MAHINDA RAJAPAKSHA BECOMES THE PM OF SRILANKA: ITS IMPLICATIONS

  21-Nov-2018 01:53:59

Sri Lanka. Elections


Former Sri Lankan president Mahinda Rajapaksha was sworn in as the Prime Minister of Sri Lanka on 26th October. Sri Lankan president Pallewatte Gamaralalage Maithripala Yapa Sirisena has dismissed the current prime minister of Sri Lanka Ranil Wickremesinghe and designated Mahinda Rajapaksha, a political leader who was charged of human rights abuses, genocidal issues, immoral nepotism and inordinately close ties to China when he was in power.

After the sworn statement by Mr. Rajapaksha, President Sirisena wrote to Mr. Wickremesinghe, mentioning that he had been sacked.

“I had appointed you as the prime minister under (article) 42 (1) of the constitution and as your appointing authority, I write to notice that you have been removed from the post of prime minister”, Sirisena said in the letter. Wickremesinghe responded to the letter saying, “I will continue to be the prime minister.
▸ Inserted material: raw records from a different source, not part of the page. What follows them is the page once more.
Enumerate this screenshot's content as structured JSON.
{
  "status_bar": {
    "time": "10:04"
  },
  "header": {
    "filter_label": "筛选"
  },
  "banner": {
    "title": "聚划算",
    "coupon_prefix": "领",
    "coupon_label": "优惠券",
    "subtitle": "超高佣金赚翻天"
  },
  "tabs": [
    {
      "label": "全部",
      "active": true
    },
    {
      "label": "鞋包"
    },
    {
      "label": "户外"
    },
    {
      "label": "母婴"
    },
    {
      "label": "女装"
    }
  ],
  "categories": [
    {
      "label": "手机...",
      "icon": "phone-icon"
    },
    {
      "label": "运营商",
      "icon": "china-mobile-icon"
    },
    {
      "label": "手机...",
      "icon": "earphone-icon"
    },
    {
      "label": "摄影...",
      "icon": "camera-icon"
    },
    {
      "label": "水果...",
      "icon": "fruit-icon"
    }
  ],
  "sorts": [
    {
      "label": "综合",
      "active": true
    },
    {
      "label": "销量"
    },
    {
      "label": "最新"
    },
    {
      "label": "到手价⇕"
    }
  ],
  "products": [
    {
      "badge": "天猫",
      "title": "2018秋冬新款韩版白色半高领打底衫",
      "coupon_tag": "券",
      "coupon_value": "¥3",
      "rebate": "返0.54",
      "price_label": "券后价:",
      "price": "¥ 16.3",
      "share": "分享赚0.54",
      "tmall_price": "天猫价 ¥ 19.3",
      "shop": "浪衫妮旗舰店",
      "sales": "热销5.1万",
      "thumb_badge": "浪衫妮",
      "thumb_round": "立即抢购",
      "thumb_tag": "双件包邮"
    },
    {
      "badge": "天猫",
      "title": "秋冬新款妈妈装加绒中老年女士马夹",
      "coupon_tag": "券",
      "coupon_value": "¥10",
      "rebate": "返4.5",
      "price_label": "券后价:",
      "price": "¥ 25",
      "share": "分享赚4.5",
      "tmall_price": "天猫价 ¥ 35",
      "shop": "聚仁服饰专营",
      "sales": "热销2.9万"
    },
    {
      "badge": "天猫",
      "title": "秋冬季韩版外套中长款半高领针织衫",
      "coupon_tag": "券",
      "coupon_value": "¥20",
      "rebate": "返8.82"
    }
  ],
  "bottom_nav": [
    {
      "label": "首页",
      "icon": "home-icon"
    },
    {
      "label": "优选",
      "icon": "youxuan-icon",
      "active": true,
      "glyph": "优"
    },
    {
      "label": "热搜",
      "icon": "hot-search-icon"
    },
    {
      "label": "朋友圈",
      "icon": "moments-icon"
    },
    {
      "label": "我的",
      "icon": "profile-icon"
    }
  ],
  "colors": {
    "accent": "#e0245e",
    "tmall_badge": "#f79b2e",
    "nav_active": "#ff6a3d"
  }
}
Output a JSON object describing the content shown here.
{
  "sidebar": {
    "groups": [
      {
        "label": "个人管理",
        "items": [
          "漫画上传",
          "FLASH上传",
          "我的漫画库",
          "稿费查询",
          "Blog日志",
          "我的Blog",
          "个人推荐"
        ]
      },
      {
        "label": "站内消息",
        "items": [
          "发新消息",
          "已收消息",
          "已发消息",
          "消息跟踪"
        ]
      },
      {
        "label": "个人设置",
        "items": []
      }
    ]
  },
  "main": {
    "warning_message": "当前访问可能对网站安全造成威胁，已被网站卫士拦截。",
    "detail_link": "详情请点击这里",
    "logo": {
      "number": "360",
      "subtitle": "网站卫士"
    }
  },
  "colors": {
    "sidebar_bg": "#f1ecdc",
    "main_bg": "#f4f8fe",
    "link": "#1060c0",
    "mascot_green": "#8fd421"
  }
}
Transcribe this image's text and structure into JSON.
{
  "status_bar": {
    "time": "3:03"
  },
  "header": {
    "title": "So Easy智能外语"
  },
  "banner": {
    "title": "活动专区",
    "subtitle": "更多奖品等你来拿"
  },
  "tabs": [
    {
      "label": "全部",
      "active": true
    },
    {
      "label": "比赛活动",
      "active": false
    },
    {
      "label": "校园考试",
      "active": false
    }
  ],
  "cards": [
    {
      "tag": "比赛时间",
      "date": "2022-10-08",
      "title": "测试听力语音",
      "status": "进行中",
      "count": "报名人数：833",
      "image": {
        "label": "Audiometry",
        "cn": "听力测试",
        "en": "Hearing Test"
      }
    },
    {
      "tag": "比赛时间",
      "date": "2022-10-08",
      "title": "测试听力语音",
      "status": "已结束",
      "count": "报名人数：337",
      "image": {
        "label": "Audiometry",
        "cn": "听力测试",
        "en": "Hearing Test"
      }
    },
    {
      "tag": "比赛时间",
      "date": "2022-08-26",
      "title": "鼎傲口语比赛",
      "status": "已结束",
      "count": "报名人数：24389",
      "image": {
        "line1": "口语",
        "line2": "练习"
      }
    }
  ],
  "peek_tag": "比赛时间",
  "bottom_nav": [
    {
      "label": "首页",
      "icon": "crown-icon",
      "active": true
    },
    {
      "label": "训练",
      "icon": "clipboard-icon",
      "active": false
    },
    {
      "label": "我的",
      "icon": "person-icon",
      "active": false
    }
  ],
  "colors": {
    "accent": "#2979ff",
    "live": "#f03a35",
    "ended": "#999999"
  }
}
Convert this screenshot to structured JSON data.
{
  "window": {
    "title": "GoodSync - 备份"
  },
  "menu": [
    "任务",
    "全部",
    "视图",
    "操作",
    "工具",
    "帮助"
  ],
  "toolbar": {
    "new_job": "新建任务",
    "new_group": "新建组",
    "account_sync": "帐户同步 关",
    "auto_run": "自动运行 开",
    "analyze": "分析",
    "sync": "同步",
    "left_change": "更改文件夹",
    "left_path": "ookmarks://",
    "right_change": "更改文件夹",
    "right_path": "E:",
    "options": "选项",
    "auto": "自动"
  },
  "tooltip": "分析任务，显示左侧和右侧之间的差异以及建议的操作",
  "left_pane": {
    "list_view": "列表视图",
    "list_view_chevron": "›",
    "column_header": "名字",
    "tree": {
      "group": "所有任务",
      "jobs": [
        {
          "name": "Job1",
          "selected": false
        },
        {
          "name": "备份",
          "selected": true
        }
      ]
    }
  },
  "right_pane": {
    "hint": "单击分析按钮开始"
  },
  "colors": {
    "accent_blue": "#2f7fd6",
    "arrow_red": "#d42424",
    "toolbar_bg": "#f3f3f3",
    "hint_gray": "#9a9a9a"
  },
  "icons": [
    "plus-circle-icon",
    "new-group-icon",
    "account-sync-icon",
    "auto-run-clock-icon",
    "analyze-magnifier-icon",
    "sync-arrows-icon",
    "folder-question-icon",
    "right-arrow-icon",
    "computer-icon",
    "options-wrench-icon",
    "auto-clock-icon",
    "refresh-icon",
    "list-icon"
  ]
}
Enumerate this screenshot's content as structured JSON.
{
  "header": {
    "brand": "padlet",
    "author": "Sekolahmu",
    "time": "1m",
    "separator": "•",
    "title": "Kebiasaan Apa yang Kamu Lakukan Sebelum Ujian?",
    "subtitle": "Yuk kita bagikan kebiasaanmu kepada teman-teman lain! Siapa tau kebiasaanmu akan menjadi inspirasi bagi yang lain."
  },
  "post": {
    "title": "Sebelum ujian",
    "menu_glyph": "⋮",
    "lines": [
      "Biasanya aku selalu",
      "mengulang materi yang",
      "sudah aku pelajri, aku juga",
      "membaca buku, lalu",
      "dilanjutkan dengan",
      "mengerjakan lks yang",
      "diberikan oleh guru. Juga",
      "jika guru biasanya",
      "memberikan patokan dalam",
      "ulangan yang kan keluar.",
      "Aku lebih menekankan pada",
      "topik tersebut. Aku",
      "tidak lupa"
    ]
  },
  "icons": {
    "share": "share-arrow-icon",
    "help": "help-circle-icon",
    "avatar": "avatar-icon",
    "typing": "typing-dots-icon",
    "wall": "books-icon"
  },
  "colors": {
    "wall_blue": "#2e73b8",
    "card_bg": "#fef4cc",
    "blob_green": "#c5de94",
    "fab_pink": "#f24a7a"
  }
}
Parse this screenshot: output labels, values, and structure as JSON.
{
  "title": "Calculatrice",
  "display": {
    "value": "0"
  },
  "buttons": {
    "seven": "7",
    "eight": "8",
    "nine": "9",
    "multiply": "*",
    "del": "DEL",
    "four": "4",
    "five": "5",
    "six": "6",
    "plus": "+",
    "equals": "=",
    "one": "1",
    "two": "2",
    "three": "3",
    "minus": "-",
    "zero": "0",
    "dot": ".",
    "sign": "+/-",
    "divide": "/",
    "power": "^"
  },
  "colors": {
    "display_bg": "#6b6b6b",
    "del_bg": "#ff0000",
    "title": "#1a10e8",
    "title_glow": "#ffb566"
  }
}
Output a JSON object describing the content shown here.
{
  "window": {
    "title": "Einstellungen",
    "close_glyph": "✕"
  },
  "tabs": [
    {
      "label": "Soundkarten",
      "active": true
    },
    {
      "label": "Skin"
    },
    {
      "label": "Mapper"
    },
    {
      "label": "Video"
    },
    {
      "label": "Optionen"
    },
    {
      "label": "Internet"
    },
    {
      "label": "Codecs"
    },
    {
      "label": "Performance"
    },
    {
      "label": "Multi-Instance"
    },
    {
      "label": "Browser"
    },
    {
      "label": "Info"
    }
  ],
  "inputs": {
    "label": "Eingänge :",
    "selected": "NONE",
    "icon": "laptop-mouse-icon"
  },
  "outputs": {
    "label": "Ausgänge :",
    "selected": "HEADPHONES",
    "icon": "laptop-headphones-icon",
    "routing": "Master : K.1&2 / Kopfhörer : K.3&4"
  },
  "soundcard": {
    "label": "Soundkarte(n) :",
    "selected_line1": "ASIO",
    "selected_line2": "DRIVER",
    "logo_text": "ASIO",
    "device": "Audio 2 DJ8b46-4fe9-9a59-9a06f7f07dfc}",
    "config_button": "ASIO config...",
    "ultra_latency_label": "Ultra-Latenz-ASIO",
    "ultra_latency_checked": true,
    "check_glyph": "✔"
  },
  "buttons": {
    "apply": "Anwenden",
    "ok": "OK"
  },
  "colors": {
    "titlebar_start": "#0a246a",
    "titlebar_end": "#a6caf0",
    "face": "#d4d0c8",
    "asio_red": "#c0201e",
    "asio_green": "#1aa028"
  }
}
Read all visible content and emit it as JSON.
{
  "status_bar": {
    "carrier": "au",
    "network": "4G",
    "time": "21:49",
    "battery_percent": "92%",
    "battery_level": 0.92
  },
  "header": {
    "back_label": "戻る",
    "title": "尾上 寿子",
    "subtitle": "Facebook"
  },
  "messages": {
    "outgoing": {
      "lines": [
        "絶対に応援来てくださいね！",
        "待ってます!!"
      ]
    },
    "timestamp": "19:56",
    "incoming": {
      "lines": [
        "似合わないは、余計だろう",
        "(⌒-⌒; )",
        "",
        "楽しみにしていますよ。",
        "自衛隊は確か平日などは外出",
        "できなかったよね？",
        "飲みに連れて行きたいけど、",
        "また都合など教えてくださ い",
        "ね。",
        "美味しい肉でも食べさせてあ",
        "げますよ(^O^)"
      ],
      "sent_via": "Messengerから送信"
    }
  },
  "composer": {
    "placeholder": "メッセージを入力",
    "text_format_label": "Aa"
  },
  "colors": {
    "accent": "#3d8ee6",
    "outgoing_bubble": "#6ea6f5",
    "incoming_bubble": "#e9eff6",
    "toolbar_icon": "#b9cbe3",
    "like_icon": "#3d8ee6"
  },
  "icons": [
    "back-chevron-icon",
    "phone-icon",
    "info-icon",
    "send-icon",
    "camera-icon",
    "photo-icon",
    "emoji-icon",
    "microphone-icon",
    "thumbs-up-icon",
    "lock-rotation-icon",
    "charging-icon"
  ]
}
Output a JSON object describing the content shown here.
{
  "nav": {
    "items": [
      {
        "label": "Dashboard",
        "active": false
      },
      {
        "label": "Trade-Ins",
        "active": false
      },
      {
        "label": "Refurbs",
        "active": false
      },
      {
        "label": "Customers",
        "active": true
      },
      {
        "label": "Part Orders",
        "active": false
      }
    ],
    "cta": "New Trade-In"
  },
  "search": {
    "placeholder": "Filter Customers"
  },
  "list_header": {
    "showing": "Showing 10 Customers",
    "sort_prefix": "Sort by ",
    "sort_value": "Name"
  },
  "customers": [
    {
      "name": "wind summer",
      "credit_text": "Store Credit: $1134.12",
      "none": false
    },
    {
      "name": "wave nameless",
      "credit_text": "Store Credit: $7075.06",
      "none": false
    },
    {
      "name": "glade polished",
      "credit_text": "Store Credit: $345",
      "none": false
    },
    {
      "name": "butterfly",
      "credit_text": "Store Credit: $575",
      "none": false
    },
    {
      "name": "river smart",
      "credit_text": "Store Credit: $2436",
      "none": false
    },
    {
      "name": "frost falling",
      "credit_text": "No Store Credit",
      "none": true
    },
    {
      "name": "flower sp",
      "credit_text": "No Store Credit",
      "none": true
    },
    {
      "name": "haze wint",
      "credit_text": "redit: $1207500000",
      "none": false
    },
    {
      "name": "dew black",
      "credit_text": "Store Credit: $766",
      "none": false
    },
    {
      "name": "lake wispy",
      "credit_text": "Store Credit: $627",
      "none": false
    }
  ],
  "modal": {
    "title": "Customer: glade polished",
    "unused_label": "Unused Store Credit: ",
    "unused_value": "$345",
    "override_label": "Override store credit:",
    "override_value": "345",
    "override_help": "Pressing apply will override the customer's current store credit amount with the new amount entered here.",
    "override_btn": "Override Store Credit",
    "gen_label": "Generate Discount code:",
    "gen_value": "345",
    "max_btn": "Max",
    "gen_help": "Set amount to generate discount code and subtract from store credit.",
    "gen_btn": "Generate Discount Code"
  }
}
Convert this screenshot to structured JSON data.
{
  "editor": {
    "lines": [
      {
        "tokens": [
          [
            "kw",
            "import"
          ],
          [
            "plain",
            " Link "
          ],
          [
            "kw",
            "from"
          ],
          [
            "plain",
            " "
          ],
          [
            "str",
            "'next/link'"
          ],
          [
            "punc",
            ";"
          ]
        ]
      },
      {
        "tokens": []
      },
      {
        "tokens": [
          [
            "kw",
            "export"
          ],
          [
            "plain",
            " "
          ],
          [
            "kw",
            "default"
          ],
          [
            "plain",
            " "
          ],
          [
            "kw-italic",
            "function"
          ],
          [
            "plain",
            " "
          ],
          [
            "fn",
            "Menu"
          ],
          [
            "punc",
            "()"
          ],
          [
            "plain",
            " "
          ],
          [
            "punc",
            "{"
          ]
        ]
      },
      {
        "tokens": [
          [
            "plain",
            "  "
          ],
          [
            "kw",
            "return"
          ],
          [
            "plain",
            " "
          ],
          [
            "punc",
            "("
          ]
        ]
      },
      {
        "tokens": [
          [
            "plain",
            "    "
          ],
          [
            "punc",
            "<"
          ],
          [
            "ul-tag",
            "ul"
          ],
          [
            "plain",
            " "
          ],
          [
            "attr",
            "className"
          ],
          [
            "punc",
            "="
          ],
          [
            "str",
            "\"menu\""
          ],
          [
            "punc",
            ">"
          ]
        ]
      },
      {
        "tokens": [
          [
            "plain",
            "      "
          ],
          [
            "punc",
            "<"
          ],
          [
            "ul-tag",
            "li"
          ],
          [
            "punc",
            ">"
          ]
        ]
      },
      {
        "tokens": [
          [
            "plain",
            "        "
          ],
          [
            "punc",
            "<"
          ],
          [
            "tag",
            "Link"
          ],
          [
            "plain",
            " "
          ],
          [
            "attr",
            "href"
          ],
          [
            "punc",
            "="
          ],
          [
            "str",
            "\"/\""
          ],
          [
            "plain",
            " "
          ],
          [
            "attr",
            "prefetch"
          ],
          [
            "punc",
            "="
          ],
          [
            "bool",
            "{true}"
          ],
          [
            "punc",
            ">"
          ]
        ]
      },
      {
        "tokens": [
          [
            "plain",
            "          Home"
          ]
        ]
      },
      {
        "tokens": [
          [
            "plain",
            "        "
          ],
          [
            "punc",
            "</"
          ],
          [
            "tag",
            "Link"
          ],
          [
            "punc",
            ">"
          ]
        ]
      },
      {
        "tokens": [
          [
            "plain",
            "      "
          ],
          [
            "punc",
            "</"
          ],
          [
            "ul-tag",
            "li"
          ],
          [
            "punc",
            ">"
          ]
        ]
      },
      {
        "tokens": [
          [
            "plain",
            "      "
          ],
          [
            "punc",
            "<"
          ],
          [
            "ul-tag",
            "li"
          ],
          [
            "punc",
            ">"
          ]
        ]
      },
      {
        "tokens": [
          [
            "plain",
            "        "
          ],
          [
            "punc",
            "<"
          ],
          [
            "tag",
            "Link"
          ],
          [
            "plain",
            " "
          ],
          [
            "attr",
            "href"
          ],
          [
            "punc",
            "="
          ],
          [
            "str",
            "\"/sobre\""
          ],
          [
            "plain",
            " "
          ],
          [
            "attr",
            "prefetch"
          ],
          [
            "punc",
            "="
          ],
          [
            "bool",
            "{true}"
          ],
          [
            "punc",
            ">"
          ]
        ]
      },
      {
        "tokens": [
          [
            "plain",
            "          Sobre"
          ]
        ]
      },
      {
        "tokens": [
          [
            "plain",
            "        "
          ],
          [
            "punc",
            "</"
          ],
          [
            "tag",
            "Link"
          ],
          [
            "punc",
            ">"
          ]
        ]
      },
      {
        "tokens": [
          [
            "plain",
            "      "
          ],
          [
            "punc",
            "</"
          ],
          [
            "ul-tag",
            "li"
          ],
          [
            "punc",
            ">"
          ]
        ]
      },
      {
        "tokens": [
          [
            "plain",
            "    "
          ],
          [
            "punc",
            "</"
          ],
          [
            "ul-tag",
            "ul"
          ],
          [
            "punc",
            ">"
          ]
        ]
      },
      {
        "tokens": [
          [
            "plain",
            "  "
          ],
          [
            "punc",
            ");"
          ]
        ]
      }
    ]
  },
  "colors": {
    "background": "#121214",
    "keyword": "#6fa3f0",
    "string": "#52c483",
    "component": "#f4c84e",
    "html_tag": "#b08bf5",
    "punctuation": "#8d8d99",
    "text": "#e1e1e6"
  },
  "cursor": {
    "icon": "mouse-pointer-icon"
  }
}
Rajapaksha’s appointment is unconstitutional”.

Sri Lanka, one of the republics and democratic nations in Asia, has now been left with two prime ministers claiming control.

Rajapaksha was the 18th Prime Minister of Sri Lanka from April 6 2004 to November 19 2005. Then he was the 6th president of Sri Lanka from November 2005 to January 9, 2015. During the presidency of Mr. Rajapaksha, Sri Lanka was in a friendly relationship with China. Colombo had spent over twenty years fighting a war against the Liberation Tigers of Tamil Eelam (LTTE), a militant organisation in Sri Lanka. Rajapaksha decided to put a full stop to this conflict. When he sought Indian help, India declined Rajapaksha’s appeals for large scale military support while United States also denied military aid in 2007 citing Government human rights violation in the country’s civil war. China used this opportunity to help Sri Lanka by providing it 37 million dollars in ammunition to aid Rajapaksha’s war against the Tamil Tigers. It gave Sri Lanka 6 F-7 Jet fighters, scores of anti aircraft guns and a JY-11 radar systems as reported in Foreign affairs.

With this aid, Mr. Rajapaksha launched a brutal war against Tamil Tigers which destroyed the lives of 20,000 civilians. Innocent people died in thousands in what they regard as a genocide. When the United Nations Security Council decided to examine this issue caused by Rajapaksha’s offensive, China assisted to stop the inquiry. Minorities suffered extremely under his presidency. The tremendous distress of the Tamilians and the intimate ties with China became an election issue in the year 2015. Mr. Maithripala Sirisena and Mr. Ranil Wickremesinghe joined hands to run an anti-China platform. As a result, Mr. Sirisena won the presidential elections in 2015. He promised to implement 100 days reform program which would rebalance the executive branch within 100 days of being elected by corroborating Sri Lanka’s judiciary and parliament, to oppose corruption and to inquire the allegation of war crimes from 2009. He also elected Ranil Wickremesinghe as the prime minister of Sri Lanka.

The Indian Government was relieved when Mr. Sirisena won the elections in 2015 as Mr. Rajapaksha had strained ties with New Delhi. Commotion between the president Sirisena and his expelled Prime Minister Wickremesinghe commenced last year. The tension escalated as one of his cabinet ministers was associated in a plot to assassinate him. He did not announce the name of the Minister.

“Wickremesinghe and his cabinet colleague former army commander Sarath Fonseka were behind the assassination plot”, said Namal Kumara, a police informant to the reporters. He was the first to inform publicly about the assassination plot. Both Wickremesinghe and Fonseka did not answer on this allegation. This was the significant reason for the dismissal by President Sirisena.

Mr. Wickremesinghe has found some influential support in Finance and Media minister Mangala Samaraweera. He wrote on Facebook that Sirisena’s action amounted to a coup. Mr. Wickremesinghe and his proponents claim that the appointment of new prime minister is unconstitutional. He regards himself as a prime minister and refuses to quit.

While Rajapaksha’s return to power creates a fear in the minds of Sri Lanka’s minority communities; this scenario of intense difficulty seems to be the first unconstitutional shifting of power in Sri Lanka’s republic history


Written by: A.Ashika Sheraffin